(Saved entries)
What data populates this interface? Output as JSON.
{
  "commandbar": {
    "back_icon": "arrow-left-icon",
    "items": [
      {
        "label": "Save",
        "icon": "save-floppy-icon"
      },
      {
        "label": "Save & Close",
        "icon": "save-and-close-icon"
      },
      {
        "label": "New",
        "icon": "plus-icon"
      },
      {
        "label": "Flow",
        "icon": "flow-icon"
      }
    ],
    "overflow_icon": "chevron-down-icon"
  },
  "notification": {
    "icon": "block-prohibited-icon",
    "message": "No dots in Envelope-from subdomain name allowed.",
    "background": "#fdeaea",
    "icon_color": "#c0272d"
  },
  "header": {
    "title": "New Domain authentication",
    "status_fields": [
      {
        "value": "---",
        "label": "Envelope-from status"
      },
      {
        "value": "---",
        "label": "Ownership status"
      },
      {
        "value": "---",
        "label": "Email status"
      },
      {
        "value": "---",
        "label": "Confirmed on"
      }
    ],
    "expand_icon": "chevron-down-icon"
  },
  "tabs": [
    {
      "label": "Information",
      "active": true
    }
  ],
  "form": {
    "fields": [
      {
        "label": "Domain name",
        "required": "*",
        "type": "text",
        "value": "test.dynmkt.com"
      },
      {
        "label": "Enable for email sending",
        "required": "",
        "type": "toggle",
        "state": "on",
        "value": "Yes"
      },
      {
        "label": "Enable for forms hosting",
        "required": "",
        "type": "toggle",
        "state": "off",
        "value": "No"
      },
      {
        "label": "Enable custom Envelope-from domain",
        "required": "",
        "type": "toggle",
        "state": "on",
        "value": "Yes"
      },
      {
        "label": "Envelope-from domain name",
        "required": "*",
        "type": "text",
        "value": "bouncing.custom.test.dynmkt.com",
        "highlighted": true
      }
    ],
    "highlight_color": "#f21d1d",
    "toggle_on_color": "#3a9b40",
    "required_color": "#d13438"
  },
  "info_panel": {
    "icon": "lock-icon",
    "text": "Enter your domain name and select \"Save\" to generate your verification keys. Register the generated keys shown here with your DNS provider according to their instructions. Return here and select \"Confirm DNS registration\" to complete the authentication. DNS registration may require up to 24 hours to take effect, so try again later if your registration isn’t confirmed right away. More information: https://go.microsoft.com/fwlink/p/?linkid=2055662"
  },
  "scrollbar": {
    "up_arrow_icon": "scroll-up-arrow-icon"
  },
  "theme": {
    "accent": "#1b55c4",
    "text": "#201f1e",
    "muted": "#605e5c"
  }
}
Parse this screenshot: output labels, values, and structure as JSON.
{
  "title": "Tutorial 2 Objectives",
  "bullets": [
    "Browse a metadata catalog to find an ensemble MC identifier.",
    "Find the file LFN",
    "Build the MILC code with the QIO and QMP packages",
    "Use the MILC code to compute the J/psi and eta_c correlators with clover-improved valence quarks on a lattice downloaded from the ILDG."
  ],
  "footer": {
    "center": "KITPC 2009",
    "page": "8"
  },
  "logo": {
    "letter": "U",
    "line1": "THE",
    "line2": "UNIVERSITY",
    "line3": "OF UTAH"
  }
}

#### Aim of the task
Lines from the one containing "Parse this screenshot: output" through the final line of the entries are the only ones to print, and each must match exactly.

#### Output of the task
Parse this screenshot: output labels, values, and structure as JSON.
{
  "title": "Tutorial 2 Objectives",
  "bullets": [
    "Browse a metadata catalog to find an ensemble MC identifier.",
    "Find the file LFN",
    "Build the MILC code with the QIO and QMP packages",
    "Use the MILC code to compute the J/psi and eta_c correlators with clover-improved valence quarks on a lattice downloaded from the ILDG."
  ],
  "footer": {
    "center": "KITPC 2009",
    "page": "8"
  },
  "logo": {
    "letter": "U",
    "line1": "THE",
    "line2": "UNIVERSITY",
    "line3": "OF UTAH"
  }
}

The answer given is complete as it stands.